I think I’ve already discussed some of the features that will be added to Tales of Hearts as part of the optional Translator’s Cut edition of the game, but I’m not so sure I’ve discussed the features added to the base game. These features, are, of course, not optional.
I suppose some of the features are essentially just hacks to deal with the fact that we don’t have access to the source code and development toolkit the original programmers had. For example, dialogue boxes within the game tend to hold three lines of text. While we did expand the width of these text boxes, we did not expand the height to include more lines. Usually, if a particular line of dialogue has need of more than three lines, a new “page” of text can be added–this is nothing new, as the Japanese game did the same.

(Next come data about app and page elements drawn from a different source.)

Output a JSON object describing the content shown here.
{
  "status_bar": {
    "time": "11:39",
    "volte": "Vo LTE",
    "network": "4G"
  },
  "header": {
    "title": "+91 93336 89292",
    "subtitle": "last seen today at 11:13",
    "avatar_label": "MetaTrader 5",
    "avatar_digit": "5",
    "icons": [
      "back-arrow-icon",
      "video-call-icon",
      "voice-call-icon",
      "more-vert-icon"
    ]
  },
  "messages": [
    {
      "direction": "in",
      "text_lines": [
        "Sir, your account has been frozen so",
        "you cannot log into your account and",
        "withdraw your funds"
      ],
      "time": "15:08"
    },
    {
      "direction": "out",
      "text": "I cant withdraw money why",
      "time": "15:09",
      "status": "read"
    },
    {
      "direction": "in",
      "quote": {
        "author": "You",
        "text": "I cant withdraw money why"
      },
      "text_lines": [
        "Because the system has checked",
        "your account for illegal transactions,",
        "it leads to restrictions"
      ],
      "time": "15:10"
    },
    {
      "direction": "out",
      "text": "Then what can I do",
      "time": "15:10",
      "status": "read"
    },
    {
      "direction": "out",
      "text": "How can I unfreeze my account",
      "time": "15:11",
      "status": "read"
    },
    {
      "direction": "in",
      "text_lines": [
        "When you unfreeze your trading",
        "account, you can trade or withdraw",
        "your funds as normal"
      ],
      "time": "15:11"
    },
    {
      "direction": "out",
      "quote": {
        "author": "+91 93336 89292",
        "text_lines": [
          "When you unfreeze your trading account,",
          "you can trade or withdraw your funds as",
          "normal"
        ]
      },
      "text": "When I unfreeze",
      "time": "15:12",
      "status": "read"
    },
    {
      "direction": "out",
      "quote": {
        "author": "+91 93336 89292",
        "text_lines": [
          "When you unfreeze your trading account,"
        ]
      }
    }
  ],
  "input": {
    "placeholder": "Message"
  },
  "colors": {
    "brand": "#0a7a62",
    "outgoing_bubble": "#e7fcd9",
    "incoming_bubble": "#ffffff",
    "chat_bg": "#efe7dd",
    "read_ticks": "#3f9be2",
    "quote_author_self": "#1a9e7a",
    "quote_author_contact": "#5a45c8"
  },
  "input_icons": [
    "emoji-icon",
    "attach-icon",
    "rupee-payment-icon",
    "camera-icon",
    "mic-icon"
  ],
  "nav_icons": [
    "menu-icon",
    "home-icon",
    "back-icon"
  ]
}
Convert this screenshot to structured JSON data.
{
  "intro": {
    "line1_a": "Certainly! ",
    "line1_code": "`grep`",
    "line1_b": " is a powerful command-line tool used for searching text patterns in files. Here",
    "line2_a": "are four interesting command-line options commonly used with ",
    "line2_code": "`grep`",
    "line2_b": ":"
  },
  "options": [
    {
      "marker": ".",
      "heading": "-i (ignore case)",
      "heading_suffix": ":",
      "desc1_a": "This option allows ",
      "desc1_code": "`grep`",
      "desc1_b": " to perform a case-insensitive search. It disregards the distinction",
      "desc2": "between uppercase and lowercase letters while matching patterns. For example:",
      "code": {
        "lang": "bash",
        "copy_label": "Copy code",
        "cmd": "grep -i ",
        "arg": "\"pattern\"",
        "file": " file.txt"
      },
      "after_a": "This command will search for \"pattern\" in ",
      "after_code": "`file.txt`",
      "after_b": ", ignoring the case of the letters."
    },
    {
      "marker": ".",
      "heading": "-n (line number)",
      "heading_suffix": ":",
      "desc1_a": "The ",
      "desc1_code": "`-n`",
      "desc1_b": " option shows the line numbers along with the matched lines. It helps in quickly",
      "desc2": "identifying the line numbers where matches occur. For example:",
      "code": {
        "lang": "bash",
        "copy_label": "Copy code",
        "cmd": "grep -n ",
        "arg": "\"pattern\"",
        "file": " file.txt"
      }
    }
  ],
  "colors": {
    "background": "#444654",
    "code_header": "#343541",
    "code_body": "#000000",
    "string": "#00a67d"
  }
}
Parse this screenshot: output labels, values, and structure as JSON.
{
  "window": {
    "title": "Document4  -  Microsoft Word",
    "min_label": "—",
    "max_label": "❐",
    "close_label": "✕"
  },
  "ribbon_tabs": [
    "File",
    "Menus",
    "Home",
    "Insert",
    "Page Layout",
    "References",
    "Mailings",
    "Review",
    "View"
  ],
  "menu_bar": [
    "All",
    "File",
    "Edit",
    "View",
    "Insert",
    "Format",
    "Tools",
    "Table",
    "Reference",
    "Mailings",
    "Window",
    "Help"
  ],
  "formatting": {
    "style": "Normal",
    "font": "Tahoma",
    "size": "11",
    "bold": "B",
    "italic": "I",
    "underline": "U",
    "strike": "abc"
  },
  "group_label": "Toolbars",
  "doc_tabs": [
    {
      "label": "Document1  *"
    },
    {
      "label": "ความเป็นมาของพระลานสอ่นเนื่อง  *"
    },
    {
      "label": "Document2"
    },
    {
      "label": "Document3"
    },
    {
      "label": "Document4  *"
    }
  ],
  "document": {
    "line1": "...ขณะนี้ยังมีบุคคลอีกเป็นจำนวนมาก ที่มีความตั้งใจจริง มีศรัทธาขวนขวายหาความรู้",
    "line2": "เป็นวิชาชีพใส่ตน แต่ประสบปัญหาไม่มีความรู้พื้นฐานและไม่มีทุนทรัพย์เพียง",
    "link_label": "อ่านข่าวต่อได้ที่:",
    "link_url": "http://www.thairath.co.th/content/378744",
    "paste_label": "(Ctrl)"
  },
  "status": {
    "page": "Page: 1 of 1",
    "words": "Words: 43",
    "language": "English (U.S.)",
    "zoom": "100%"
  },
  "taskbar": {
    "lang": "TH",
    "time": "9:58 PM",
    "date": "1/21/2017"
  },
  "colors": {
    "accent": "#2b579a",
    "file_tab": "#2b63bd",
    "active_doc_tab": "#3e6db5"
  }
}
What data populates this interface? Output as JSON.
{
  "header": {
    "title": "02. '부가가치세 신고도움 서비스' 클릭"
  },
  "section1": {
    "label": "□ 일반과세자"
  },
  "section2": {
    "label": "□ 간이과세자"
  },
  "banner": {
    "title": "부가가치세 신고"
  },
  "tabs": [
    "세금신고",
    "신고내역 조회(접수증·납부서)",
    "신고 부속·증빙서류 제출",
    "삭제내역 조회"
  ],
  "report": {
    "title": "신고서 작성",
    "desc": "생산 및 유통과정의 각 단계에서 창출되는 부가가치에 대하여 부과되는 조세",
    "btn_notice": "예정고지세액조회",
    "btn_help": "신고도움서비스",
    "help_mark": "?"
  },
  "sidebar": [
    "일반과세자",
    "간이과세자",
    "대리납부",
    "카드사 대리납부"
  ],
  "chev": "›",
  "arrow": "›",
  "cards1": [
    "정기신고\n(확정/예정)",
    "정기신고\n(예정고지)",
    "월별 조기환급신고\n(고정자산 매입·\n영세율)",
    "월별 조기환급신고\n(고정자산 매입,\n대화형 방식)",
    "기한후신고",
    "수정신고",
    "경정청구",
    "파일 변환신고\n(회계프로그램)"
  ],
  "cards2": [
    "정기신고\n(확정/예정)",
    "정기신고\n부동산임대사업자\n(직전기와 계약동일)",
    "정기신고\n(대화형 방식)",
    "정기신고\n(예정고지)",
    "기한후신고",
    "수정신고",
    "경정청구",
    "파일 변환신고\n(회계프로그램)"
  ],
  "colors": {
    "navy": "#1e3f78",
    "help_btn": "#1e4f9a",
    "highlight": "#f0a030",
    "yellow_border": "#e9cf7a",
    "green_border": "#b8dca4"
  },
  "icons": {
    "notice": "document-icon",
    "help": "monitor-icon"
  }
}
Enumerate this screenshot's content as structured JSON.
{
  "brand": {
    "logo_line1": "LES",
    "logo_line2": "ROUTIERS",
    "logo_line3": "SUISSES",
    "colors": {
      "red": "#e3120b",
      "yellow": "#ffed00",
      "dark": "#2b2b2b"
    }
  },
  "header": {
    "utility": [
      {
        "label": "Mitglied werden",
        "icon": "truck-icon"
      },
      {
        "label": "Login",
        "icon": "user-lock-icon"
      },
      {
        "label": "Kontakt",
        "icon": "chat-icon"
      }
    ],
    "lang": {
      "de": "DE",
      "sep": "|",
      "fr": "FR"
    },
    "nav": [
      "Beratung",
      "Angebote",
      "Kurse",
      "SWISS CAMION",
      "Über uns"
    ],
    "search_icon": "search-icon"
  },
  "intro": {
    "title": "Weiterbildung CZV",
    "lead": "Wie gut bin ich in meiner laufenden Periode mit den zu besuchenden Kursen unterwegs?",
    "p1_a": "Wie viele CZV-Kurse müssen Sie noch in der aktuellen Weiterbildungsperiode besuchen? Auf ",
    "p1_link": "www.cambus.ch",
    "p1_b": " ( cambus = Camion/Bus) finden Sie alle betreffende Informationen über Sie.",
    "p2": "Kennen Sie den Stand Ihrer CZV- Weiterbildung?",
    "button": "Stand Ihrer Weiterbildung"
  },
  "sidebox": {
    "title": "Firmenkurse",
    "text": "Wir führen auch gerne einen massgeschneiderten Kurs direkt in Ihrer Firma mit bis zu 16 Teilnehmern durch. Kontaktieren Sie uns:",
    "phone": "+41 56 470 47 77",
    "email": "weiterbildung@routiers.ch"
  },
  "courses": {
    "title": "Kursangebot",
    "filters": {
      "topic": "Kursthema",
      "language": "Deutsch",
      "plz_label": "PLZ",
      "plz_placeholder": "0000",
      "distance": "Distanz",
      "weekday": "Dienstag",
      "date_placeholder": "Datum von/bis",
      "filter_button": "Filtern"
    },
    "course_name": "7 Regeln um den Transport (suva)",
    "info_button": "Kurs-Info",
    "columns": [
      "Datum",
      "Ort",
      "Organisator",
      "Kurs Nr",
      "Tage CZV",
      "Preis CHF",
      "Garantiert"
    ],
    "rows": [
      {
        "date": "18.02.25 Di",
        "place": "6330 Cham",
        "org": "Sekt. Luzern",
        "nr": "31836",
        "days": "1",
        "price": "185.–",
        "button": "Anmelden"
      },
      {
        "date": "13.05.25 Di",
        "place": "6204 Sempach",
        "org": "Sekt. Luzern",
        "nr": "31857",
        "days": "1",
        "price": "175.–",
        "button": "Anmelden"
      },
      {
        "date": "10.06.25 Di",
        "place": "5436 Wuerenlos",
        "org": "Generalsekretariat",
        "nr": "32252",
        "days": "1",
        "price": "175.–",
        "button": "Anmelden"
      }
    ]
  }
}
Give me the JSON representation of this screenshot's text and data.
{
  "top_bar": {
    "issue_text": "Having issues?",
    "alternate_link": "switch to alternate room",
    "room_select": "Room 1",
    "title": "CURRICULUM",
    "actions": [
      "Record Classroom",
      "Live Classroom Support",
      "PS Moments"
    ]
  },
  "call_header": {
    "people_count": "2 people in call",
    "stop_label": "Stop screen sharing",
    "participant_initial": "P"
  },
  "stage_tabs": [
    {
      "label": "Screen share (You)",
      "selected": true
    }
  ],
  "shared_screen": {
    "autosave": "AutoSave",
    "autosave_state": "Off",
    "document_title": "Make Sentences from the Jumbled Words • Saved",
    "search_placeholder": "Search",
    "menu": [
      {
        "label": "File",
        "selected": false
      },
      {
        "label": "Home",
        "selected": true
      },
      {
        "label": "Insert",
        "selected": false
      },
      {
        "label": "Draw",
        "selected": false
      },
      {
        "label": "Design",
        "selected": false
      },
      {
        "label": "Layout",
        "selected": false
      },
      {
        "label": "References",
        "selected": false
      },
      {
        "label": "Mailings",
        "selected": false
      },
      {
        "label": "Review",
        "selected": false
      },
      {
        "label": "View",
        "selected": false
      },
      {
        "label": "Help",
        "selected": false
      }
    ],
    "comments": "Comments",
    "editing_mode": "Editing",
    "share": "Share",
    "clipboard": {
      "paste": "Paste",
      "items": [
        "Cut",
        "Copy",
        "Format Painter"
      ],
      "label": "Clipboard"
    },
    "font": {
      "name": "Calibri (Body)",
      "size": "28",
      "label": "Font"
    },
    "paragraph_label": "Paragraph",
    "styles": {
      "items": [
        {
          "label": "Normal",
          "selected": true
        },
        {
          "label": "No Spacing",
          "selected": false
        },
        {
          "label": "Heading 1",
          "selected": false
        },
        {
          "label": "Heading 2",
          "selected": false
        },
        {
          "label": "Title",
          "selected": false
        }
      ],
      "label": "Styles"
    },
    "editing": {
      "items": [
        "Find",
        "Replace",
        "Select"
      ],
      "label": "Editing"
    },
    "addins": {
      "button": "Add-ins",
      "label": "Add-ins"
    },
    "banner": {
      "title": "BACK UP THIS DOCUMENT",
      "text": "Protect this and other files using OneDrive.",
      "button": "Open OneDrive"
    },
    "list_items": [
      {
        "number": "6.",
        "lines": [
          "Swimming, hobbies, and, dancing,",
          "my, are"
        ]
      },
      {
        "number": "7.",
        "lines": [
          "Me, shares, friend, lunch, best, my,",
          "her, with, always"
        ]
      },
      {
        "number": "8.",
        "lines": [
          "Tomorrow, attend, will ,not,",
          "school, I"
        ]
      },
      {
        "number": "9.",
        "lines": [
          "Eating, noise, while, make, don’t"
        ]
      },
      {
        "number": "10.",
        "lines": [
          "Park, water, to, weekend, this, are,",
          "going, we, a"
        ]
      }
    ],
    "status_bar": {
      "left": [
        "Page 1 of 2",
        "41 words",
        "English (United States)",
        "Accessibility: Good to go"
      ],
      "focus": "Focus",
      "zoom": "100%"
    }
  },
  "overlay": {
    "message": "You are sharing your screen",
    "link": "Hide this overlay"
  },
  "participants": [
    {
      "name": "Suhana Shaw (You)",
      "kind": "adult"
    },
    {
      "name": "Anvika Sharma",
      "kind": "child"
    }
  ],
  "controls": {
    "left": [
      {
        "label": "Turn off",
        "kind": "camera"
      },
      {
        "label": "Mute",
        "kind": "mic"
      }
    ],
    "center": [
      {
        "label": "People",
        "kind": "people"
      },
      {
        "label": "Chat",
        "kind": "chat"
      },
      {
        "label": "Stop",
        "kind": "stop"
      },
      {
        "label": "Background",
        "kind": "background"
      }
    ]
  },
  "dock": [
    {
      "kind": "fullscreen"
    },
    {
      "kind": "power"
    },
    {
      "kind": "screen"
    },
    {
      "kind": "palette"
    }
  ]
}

However, what is new is the option to continue a voice clip across pages. The original Japanese game would end the current voice clip when advancing to the next page of text, as each voice clip was presumably designed to have corresponding text that could easily fit into one page of text. This is not the case for the English translation; sometimes, a single Japanese voice clip will require more than three lines of translated text. Thus, a new feature was added wherein a duration can be specified, and after that duration elapses, the voice clip is paused until the player advances to the next page of text. Upon doing so, the voice clip is resumed. Essentially, this allows the voice clip to be broken into two logical parts–something the original development team could probably easily have done the usual way, by actually splitting the audio file into two, using the tools they had available, but which we didn’t really feel like figuring out how to do.
Not all the features are stopgap measures to make up for our lack of the original development environment, however. Some are intended to aid in making the text presentation more palatable to the eyes of English speakers. For example, the game now implements automatic linebreaking, which dynamically analyzes the text and inserts line breaks where appropriate. The Japanese version of the game did no such thing and simply had the script writers manually insert a linebreak where they deemed it appropriate. This would be just as good a solution if not for the existence of dynamic text expansion: for example, inserting player-customized names into the dialogue. Imagine the following dialogue:
Great! As the text reaches the end of the box (indicated by the dashed line), it moves to the next line. This is what we want. But now imagine that we rename Shing to Al:
Hmm… now there’s suddenly an unsightly gap at the end of the first line. The “are” really should be on the previous line. Still, it’s not so bad. But what if we rename Shing to Sieghart?
Uh-oh! Now the “you” is running outside the bounds of the text box! To avoid this situation, we’d have to move the “you” over to the next line, like so:
Whew! Much better. We also had to move the “time” to the next line to make it fit, but it’s okay. We’ve successfully allocated enough space in the line of text for a long custom name. But wait, what if we rename him back to Al?
Now that is just plain ugly. The right edge of the text is all over the place for no reason. Why isn’t “you are” on the previous line, with “time” remaining on the second line instead of being pushed to the third? The answer is that since the linebreaks are manually inserted, they are fixed in place and cannot be changed. Oh no! Of course, this is where Tales of Hearts: KAJITANI-EIZAN’s Patch Site Edition comes in. With dynamic linebreaking, it doesn’t matter what you name him, it will linebreak as appropriate:
It looks nice in both cases. Success!
One other change I’d like to briefly touch upon is a grammar system for item names, similar to that used in Final Fantasy XII. The original game would simply have text like
Obtained Apple Gel x9.
Obtained Ultra Mega Super One-of-a-Kind Crystal of Plot Importance x1.
We felt this was somewhat clunky and opted for more English-sounding text:
Obtained 9 Apple Gels.
Obtained the Ultra Mega Super One-of-a-Kind Crystal of Plot Importance.
Of course, along with this comes various grammar issues. It should be “Obtained a Grape Gel”, but also “Obtained an Apple Gel”. Various words in the English language have somewhat unusual pluralization rules (e.g., -s vs. -es vs. -ies). Sometimes, it is inappropriate to pluralize an object directly; one should instead pluralize a descriptor of the object (e.g., “Obtained 9 sprigs of Lavender”, as opposed to “Obtained 9 Lavenders”). Done and done. All of this is accounted for and the text dynamically adjusts to match the item name and quantity of item being obtained, given, lost, or whatever.
There are probably other really awesome features I can’t recall off the top of my head right now. I can say without a doubt that Jadeite’s Higher EMOhgee is not one of them, as that is a Translator’s Cut-exclusive feature. Ah, well, perhaps for another time. For those of you with Playstation 3s, be sure to check out Tales of Xillia, coming to Western shores within a couple weeks, and keep an eye out for news on the localization of the sequel, Tales of Xillia 2!